Our walk was only two miles with 380 feet of ascent and descent from the car park at Ranmore Common.
This field to the east of the car park had been well grazed by cattle.
Several tiny Brown Argus butterflies were flying around.
A battered Meadow Brown was seen.
This moth posed elegantly on a blackthorn twig.
Look at the sycamore trees in the background above. The cattle have eaten all the lower leaves within their reach showing how they limit the growth of such trees when they are small. This encourages me, having felled a tall sycamore on Wolstonbury hill yesterday (in a National Trust work party clearing scrub) the cattle should eat the leaves that will sprout from the remaining stump.
Common Rockrose flowers into September.
Traversing Steer's field and heading westwards past the beech wood rich with beech nuts...
... the downland here is resplendent with tiny yet exquisite Eyebright flowers. From a distance they appear white; close up -- quite different.
Harebells and Clustered Bellflowers were lovely too.
This blue butterfly was very cooperative, allowing my camera to get within a few inches away for this shot. It is worn out. How I wanted it to be an Adonis Blue. It may be but to me is too battered to confirm that and may be a Common Blue; any ideas anyone? Many of its scales are lost.

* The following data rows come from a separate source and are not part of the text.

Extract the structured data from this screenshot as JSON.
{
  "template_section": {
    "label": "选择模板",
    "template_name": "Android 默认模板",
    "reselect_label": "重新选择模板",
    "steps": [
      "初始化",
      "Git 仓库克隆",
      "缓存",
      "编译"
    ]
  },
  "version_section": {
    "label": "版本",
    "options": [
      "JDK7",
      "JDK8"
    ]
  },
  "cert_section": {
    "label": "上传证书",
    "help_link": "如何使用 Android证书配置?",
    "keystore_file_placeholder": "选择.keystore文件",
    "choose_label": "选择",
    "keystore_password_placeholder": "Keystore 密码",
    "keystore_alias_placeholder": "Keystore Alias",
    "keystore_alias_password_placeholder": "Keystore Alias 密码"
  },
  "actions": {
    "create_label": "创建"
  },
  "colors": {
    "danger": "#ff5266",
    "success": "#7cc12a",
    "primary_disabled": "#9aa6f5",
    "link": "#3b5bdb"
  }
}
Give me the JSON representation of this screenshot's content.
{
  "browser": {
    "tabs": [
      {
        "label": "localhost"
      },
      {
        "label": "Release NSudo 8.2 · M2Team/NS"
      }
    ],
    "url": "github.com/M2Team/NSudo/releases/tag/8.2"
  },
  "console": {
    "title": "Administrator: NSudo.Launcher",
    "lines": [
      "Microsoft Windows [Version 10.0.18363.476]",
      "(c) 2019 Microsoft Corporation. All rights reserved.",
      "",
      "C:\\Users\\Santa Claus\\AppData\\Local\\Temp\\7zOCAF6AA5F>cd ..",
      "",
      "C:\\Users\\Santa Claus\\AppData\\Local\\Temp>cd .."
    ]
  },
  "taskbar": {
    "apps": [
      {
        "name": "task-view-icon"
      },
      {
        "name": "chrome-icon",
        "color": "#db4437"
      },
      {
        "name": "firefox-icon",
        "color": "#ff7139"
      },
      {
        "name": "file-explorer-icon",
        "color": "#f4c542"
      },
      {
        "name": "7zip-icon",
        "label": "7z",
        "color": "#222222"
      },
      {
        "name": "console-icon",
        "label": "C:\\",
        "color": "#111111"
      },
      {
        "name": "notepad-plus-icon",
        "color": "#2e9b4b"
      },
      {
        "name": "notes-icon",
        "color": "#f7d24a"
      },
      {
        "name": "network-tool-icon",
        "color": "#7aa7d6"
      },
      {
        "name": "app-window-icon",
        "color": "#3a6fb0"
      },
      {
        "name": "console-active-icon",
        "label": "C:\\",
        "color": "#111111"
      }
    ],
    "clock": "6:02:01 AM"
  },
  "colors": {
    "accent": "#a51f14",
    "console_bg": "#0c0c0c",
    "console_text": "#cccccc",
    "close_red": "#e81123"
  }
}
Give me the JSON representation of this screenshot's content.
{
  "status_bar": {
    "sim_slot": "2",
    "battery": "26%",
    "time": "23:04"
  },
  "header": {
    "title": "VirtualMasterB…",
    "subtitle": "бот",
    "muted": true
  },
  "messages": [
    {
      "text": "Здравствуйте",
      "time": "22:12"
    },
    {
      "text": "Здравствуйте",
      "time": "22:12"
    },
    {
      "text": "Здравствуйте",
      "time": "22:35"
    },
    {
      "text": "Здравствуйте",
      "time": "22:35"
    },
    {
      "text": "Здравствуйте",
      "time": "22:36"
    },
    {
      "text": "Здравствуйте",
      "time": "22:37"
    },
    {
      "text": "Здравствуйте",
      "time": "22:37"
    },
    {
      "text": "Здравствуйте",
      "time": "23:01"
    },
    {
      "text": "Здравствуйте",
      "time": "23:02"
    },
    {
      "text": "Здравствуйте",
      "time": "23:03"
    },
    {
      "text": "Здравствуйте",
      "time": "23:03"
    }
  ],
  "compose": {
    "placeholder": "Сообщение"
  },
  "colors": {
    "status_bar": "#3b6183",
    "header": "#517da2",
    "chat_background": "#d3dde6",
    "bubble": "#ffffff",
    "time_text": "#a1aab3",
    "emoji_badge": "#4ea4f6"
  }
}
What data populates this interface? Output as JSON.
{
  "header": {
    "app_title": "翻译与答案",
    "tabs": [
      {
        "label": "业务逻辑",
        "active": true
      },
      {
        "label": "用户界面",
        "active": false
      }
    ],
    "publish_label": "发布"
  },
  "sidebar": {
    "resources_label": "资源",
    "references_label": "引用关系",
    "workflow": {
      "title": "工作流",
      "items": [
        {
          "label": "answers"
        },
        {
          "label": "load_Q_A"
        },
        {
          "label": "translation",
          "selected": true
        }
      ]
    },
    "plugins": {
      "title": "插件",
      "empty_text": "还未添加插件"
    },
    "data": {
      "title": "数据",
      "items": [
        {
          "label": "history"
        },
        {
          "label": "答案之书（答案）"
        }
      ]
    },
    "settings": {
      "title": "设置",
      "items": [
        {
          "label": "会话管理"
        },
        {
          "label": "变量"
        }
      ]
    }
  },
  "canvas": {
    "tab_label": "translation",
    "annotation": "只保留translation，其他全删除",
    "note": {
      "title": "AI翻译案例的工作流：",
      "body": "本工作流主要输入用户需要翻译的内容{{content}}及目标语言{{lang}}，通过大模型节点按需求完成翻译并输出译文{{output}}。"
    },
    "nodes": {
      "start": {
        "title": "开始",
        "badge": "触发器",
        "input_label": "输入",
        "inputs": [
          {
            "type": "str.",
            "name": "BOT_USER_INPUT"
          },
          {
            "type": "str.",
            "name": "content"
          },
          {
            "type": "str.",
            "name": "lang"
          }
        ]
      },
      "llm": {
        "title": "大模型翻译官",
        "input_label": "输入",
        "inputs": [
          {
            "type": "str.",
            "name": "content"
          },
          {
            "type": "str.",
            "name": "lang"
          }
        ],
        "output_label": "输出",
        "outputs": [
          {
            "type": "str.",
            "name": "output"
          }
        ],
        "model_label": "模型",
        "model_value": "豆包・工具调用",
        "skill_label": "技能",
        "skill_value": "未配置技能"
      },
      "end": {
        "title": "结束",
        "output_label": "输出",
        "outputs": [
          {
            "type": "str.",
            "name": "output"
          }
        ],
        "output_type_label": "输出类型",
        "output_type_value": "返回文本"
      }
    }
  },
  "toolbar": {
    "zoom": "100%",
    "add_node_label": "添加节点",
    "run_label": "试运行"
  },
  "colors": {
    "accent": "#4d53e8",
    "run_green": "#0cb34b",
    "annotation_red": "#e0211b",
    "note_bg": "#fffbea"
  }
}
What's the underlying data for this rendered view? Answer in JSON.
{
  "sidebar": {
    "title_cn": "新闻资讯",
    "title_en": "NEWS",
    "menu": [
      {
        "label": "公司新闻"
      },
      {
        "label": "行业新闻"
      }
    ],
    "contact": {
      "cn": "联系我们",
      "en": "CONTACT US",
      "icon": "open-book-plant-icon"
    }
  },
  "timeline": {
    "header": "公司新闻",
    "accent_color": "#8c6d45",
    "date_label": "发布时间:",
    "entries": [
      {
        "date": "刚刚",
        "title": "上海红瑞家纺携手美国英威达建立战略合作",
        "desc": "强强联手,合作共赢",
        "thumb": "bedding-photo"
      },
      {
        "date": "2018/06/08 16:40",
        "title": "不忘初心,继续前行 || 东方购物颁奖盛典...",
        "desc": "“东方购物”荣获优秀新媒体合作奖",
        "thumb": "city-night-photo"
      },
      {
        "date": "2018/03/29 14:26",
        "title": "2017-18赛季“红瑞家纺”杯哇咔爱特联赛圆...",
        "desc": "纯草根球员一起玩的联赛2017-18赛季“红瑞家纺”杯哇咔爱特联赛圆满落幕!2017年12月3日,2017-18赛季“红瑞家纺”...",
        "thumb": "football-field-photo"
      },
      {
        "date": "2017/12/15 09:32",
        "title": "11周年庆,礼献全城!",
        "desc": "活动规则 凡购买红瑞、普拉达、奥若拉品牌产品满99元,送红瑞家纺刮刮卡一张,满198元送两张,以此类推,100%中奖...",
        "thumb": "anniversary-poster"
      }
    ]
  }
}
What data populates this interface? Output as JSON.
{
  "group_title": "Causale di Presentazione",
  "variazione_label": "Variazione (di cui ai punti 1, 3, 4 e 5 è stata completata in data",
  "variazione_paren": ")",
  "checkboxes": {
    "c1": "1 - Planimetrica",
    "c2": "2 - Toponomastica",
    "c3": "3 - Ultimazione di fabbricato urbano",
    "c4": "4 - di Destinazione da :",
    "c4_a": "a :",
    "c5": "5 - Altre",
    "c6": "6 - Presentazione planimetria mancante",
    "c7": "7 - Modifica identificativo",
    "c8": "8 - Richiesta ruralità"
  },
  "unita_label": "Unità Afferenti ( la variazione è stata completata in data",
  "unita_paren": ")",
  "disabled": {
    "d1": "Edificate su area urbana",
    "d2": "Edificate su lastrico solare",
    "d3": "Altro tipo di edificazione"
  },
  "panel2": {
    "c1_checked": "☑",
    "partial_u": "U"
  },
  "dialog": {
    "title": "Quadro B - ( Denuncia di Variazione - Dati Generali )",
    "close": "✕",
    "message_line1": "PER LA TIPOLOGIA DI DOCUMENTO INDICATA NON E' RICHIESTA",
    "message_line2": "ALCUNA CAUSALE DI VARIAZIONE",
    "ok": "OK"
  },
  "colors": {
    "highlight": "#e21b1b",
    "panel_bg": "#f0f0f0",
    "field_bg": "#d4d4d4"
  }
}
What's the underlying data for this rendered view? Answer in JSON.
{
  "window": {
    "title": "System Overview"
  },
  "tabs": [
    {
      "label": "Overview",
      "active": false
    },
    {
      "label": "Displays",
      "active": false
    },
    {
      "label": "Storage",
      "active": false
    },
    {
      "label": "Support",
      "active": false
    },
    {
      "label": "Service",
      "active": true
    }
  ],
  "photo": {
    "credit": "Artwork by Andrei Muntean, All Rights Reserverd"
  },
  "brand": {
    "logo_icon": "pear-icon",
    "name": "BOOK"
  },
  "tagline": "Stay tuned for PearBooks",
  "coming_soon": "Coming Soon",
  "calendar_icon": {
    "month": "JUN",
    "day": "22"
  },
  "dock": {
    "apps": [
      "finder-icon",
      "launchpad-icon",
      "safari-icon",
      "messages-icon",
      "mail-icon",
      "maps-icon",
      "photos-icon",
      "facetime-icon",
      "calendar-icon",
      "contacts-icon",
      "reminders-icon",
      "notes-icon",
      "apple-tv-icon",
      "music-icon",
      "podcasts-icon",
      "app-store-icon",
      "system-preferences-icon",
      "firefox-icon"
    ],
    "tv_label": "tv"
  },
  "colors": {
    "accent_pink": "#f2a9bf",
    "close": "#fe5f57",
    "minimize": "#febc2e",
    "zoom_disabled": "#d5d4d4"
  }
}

A pair of Meadow Browns were doing what they do on a warm, humid September afternoon and were mating.
In the corner of this meadow, right by the kissing gate, was a female Brown Hairstreak butterfly.
It flew into the meadow and looked as though it was crawling through the grass. The following shots were from some meters away and zoomed in.
It had settled in the grass alright but on a blackthorn bush.
It really looks as though it was laying eggs.
What a fabulous sight and what a joyous short walk in September.
Feeling very hot and sweaty and bitten by mosquitoes it was a cool relief to return along the North Downs Way though the woods.